Even if the survey did take place, why should we believe the stated finding? Lott says he repeated the 1997 survey last year. He can't reveal the results, he says, because the publisher of his next book won't let him. But he has shown the results to Daniel Polsby, a law professor at George Mason. Polsby reports that while he won't endorse the methodology—"I have questions about it"—the results were "approximately the same." (This time the percentage was slightly lower than 98 percent—by how much, Polsby won't say.) "John is a very intense man, he rubs a lot of people the wrong way," Polsby told Chatterbox. But "faking something like this would not be John's style."
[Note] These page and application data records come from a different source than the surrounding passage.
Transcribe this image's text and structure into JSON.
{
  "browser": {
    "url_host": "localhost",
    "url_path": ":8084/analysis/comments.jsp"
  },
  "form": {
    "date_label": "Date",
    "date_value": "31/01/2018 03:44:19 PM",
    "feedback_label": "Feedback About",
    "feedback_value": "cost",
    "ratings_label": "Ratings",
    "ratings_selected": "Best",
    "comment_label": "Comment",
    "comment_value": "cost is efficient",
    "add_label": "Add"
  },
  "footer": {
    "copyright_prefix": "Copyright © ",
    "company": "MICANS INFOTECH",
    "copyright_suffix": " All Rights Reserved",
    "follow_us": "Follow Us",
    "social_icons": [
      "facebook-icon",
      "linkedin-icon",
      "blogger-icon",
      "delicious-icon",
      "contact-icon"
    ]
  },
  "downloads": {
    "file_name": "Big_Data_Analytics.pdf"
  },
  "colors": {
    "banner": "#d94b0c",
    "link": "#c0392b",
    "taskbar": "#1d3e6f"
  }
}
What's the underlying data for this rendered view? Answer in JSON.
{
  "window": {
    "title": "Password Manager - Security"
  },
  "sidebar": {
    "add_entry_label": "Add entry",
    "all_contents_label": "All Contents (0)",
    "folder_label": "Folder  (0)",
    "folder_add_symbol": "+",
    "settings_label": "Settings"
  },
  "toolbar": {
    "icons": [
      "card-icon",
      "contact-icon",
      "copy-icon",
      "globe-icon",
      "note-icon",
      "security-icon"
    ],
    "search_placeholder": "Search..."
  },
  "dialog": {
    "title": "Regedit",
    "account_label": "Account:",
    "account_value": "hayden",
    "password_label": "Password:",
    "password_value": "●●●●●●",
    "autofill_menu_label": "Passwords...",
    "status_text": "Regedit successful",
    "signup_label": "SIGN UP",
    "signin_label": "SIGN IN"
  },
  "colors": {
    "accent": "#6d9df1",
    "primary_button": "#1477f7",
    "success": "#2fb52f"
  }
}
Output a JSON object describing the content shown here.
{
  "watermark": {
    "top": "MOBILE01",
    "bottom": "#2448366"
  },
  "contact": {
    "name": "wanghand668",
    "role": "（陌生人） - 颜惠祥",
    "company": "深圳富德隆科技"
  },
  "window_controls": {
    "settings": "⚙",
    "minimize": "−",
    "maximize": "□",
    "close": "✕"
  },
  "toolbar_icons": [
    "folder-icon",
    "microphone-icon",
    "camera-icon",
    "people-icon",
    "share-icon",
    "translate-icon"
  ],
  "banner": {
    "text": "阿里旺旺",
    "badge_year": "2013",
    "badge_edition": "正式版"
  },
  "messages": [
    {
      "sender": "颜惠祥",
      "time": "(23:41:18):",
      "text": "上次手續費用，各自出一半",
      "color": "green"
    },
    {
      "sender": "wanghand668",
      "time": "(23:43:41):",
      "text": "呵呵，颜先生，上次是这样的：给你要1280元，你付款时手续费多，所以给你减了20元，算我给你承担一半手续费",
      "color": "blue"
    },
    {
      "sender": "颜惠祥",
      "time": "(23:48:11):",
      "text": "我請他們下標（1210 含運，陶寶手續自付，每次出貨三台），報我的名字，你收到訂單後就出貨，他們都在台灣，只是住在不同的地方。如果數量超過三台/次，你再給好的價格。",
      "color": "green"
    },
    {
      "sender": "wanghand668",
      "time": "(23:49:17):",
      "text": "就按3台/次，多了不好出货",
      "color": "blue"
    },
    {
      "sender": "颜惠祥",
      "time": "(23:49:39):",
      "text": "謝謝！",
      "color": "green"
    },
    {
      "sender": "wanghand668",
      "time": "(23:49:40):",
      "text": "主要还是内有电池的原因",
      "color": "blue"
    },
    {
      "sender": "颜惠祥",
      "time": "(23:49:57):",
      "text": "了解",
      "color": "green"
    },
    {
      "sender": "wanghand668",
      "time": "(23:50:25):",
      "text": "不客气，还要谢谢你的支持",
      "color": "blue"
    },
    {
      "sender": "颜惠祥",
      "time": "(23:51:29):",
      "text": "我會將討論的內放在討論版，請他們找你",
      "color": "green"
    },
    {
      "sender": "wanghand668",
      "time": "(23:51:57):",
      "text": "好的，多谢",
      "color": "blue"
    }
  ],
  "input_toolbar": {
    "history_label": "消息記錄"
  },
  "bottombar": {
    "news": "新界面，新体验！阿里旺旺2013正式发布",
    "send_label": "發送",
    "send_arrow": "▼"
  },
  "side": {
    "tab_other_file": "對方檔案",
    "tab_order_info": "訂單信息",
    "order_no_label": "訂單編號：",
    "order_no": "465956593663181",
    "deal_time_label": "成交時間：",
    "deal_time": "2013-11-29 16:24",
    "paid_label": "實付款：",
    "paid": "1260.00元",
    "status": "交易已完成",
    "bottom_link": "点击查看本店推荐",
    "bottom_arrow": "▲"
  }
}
One type of faking that apparently is Lott's style is the assumption of a fictional identity on the Internet. (This is the piece of the story that the Washington Post's Richard Morin zeroed in on.) Lott has posted Web comments defending his work using a "sock puppet" named Mary Rosh. He was busted by Julian Sanchez, a blogger who works at the Cato Institute, a libertarian think tank in Washington. One posting that Lott has admitted to posting read as follows:
I had [Lott] for a PhD level empirical methods class when he taught at the Wharton School at the University of Pennsylvania back in the early 1990s, well before he gained national attention, and I have to say that he was the best professor that I ever had. You wouldn't know that he was a 'right-wing' ideologue from the class. ... There were a group of us students who would try to take any class that he taught. Lott finally had to tell us that it was best for us to try and take classes from other professors more to be exposed to other ways of teaching graduate material.
Mary Rosh also gave More Guns, Less Crime a rave review on Amazon.com:
Lott writes very well. He explains things in an understandable commonsense way. I have loaned out my copy a dozen times and while it may have taken some effort to get people started on the book, once they read it no one was disappointed. If you want an emotional book, this is not the book for you.
Lott says he didn't post the Amazon review; his 16-year-old son did. The "Mary Rosh" e-mail address belongs to his four sons, Lott told Chatterbox—it's derived from their first names—and Lott has used it now and then so that, if he fails to answer a response, it won't be interpreted as "me conceding things." Lott now says the deception was "wrong."
We know Lott invented an online persona. Did he invent the 98 percent figure? Did he invent the survey it purportedly came from? We don't know. "People who are on the gun-control side of the debate," says Polsby, "are hurting on account of Bellesiles. And they want a scalp. John, for one reason or another, is a beautiful scalp to get. For one thing, he's not a terribly good witness on his own behalf." Is Lott the Bellesiles of the right? Chatterbox is not yet prepared to say.
[Clarification, Feb. 5: In the Minneapolis lecture that Gross attended, Lott recited the "98 percent" statistic, but did not specifically attribute it to a study that he himself had conducted. Gross simply deduced that he, Gross, had participated in whatever study produced the 98 percent figure. Also, although the anti-gun-control group, Citizens for a Safer Minnesota, is part of the Minnesota Gun Owners Civil Rights Alliance, MGOCRA is not technically a party to the lawsuit about whether CSM can keep its name.]